But, why didn't the capital just stay in Philadelphia? The answer may surprise you. It all boiled down to a broken promise. When the Continental Congress met in Independence Hall in 1783, delegates didn't expect to be accosted by disgruntled soldiers from the Continental Army. In fact, Congress was barred from leaving the building altogether. The reason: It had neglected to pay hundreds of American troops during the war against the British.
Eventually, the legislators sent Alexander Hamilton to negotiate with the angry soldiers. On good faith, the soldiers agreed to let the legislators out if they made good on their promise to pay. Meanwhile, Hamilton approached John Dickinson, Pennsylvania's head of state, to ask for physical protection for Congress. For his part, Dickinson saw no reason to commit Philadelphia troops. On day, the delegates turned tail for Princeton, which brings us to the next location for the nation's capital.
Princeton, New Jersey
Indeed, the Princeton Alumni Weekly points out that it was a strange move, taking the capital from the most celebrated, cosmopolitan city to a little village that had seen great damage during the American Revolution. Still, the legislators didn't dare return to Philadelphia to face the soldiers they hadn't paid.
Sadly, Princeton's size couldn't accommodate the growing number of delegates, so Congress was forced to make another move after just four months.
Congress arrived in Annapolis in November of 1783 and stayed for about nine months. It was here that the Treaty of Paris was ratified, officially ending the American Revolution, and it's also where George Washington stepped down as our nation's first commander-in-chief.

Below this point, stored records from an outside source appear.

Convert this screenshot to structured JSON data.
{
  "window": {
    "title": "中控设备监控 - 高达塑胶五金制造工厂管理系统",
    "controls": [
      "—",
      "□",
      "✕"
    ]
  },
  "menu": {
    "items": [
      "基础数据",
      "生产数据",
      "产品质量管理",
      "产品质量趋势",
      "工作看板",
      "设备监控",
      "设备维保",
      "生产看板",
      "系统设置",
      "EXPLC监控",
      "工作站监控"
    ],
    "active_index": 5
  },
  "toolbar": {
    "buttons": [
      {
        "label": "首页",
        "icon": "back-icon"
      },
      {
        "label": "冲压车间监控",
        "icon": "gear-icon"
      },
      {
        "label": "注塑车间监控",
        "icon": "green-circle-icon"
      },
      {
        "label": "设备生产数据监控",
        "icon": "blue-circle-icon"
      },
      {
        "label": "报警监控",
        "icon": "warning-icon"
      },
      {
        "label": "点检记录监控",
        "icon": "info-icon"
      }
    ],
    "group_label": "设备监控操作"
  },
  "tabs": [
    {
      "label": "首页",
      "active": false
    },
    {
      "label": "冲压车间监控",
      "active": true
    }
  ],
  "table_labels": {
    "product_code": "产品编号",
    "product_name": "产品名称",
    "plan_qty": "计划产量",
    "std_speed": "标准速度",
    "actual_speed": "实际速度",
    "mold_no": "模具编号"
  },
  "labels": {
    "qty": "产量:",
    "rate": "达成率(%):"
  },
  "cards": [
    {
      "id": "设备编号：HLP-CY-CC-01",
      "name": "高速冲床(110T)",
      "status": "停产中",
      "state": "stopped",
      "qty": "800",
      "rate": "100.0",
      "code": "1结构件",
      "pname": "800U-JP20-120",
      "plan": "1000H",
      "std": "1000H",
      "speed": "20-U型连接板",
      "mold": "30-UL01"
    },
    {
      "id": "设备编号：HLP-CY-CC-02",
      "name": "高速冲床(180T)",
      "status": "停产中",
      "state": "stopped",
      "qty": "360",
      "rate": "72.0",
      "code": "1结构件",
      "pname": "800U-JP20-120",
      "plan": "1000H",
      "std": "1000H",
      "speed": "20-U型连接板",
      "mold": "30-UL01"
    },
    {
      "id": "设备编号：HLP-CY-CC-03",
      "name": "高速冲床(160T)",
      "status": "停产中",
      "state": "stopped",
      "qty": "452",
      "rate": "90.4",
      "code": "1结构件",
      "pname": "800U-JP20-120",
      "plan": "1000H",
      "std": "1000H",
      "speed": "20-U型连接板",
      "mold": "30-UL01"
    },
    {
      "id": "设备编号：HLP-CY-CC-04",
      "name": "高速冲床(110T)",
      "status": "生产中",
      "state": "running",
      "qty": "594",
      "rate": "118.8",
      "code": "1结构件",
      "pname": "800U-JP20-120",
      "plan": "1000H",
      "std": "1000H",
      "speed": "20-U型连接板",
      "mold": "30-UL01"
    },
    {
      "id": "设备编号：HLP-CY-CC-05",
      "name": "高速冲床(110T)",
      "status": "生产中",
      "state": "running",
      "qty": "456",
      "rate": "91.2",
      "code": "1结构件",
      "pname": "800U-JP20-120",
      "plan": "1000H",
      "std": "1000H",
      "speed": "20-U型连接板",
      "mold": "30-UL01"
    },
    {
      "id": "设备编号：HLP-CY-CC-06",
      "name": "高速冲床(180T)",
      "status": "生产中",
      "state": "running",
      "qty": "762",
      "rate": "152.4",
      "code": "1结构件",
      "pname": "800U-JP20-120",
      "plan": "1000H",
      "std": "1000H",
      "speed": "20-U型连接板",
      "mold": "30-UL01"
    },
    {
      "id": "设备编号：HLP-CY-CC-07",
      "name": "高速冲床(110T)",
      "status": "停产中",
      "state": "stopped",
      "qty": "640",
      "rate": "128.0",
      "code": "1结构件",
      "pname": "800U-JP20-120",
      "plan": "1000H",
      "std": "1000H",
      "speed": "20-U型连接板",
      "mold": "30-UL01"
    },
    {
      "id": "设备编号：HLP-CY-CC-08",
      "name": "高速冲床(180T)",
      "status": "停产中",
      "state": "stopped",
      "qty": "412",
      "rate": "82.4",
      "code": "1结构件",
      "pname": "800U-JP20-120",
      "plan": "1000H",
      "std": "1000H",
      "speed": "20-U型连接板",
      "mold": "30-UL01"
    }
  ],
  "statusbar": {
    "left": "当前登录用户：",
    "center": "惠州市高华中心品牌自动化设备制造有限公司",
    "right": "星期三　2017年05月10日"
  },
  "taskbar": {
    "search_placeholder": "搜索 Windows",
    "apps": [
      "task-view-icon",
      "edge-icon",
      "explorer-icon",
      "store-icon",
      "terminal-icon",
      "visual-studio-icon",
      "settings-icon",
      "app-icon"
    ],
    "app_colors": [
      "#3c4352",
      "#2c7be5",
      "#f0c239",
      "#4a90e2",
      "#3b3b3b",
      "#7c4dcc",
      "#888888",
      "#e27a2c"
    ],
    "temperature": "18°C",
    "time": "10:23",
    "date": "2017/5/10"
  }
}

By all indications, his work was done and it was time to enjoy a quiet life back at his Mount Vernon plantation. But, as fate would have it, America wasn't finished with Washington, yet.
To his great surprise, Washington was unanimously elected as the president of the Constitutional Convention in 1787. Then, on April 20, 1789, America voted him in as the first president of the United States. Washington didn't get to return to his beloved Mount Vernon until after he'd served two terms. So much for rest for an old warrior.
Meanwhile, Annapolis turned its attention back to its primary role as the capital of Maryland. In 1845, it became the home of the United States Naval Academy, originally called the Naval School, which opened with seven professors and fifty midshipmen.
Trenton, New Jersey
Back to New Jersey — but only for a couple of months leading up to Christmas in 1784. The building of choice for the seat of government? A Trenton tavern, according to the Office of the Historian. That said, nothing notable happened during this Congressional session, perhaps because the delegates were distracted by the upcoming holidays.
But, there was also another reason nothing of consequence happened. The bright lights of New York were calling, and the delegates were bewitched by their brilliance. Congress packed up for New York on Christmas Eve, and the city of Trenton got its tavern back.
New York City, New York
On January 11, 1785, the government settled into New York while Congress was still an entity under the Articles of Confederation. And, on July 26, 1788, New York became the 11th state to ratify the Constitution, making New York City the first U.S. capital post-Constitution.
Despite their love for New York, the delegates felt uncomfortable putting the national capital under the permanent jurisdiction of any particular state. They decided that it would be better to set aside an official terrain for the capital.
In 1790, Washington, D.C., was founded on land chosen by George Washington himself. The land once belonged to the states of Maryland and Virginia. Meanwhile, the new district was to be designed by Pierre Charles L'Enfant, who was also chosen by Washington.
On November 17, 1800, Washington, D.C., officially became the capital of the United States of America.